bonus shot: saturday morning pancakes

I have a confession: until very recently, I never liked pancakes. I found the taste cloying, and far too sweet for my liking. But a few years ago, I learned of the tradition of making pancakes for Shrove Tuesday, and never wanting to be left out, I decided to try to make some in the hope that homemade pancakes might taste a bit different from the restaurant-made ones I'd tried over the years. So I blasted an e-mail to several coworkers, asking them for their best pancake recipe, and one of them happily obliged.

I love this recipe, because it's so easy to make, and I find that the result isn't too sweet. When I first made these pancakes, we were still living in Trinidad, where maple syrup is impossible to come by -- so instead, we used honey as our "syrup." The meal was a total hit, and since then, every Saturday morning, almost without exception, we've had pancakes with honey for breakfast.

Since we do have our pancakes a bit differently than most people have theirs, I thought I'd share my recipe.
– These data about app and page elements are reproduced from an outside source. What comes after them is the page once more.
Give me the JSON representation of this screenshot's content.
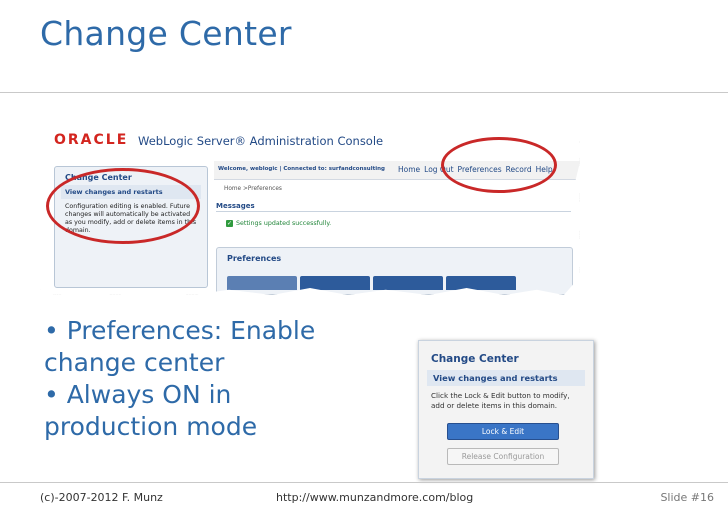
{
  "slide": {
    "title": "Change Center",
    "bullets": [
      "• Preferences: Enable change center",
      "• Always ON in production mode"
    ]
  },
  "console_screenshot": {
    "brand": "ORACLE",
    "app_title": "WebLogic Server® Administration Console",
    "change_center": {
      "heading": "Change Center",
      "link": "View changes and restarts",
      "text": "Configuration editing is enabled. Future changes will automatically be activated as you modify, add or delete items in this domain."
    },
    "top_bar": {
      "welcome": "Welcome, weblogic | Connected to: surfandconsulting",
      "nav": [
        "Home",
        "Log Out",
        "Preferences",
        "Record",
        "Help"
      ]
    },
    "breadcrumb": "Home >Preferences",
    "messages_label": "Messages",
    "success_message": "Settings updated successfully.",
    "preferences_heading": "Preferences"
  },
  "small_screenshot": {
    "heading": "Change Center",
    "link": "View changes and restarts",
    "text": "Click the Lock & Edit button to modify, add or delete items in this domain.",
    "lock_button": "Lock & Edit",
    "release_button": "Release Configuration"
  },
  "footer": {
    "left": "(c)-2007-2012 F. Munz",
    "center": "http://www.munzandmore.com/blog",
    "right": "Slide #16"
  },
  "colors": {
    "title": "#2e6aa8",
    "oracle_red": "#d3251f",
    "highlight_circle": "#c92828",
    "button_blue": "#3a75c6"
  }
}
Besides, it turns out Shrove Tuesday this year is in just a little over a week -- so I figure you might as well be prepared, if you're so inclined.
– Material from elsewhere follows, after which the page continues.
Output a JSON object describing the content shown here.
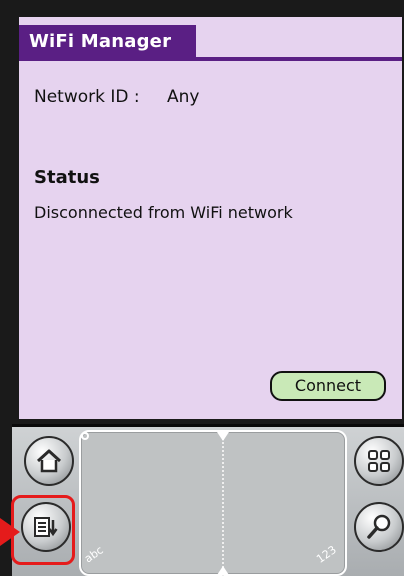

(I use all organic versions of the following):

3 large eggs, beaten
1 cup all-purpose flour
1/2 cup 2% milk
1/4 cup evaporated cane sugar (granulated sugar works just as well)
1 teaspoon baking soda
a pinch of salt


1. Hand-mix all the ingredients (except for the honey) together, to make a creamy batter. Let sit for 10 minutes.
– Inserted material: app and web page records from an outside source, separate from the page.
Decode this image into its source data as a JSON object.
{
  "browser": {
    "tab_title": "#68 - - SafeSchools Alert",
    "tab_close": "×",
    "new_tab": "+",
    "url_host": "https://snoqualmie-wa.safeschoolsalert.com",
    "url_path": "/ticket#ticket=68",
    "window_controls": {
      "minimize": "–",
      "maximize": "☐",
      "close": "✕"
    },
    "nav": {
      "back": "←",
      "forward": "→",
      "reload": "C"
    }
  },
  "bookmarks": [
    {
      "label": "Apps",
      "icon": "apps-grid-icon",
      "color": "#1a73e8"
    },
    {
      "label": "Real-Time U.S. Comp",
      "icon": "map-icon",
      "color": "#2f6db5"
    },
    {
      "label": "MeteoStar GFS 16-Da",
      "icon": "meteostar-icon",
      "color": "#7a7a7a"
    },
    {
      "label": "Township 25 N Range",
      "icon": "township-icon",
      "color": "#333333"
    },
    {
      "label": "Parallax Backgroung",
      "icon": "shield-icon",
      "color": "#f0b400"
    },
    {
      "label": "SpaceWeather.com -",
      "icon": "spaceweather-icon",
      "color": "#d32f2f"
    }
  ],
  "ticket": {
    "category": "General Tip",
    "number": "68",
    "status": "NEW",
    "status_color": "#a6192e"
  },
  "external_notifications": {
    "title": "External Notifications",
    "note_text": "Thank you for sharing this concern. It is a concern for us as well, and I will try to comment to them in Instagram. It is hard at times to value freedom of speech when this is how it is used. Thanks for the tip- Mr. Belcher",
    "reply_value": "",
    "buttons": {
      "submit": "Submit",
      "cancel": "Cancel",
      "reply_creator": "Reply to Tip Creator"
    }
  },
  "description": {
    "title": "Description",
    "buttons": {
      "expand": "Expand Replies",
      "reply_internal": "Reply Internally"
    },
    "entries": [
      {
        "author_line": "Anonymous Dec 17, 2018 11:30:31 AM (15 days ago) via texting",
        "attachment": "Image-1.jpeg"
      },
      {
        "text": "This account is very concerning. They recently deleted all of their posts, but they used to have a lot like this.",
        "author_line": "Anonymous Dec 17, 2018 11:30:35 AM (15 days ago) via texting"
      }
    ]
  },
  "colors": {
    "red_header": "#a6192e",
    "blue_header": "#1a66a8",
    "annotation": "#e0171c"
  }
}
2. In a large, hefty nonstick frying pan, melt a small pat of butter eveningly around the surface on a medium heat.

3. Slowly pour a spoonful of batter into the heated frying pan -- I use a small gravy ladle as a measure. Then let the batter brown on one side, before using a large spatula to flip the pancake to brown the other side. In my experience, getting this just right is a matter of trial and error -- some people say that you should see bubbles on the batter, but I find that only happens at a VERY particular heat. Just keep an eye on it, and test by sliding the spatula under the batter to see if it comes up easily. The whole process shouldn't take much more than a minute or two.

4. Once cooked, put on a plate, and add honey to taste.  Keep repeating step 3 and 4 until all the batter is gone.  In our house, the batter makes about 12 pancakes.

5.  Devour!


Karen Walrond18 Comments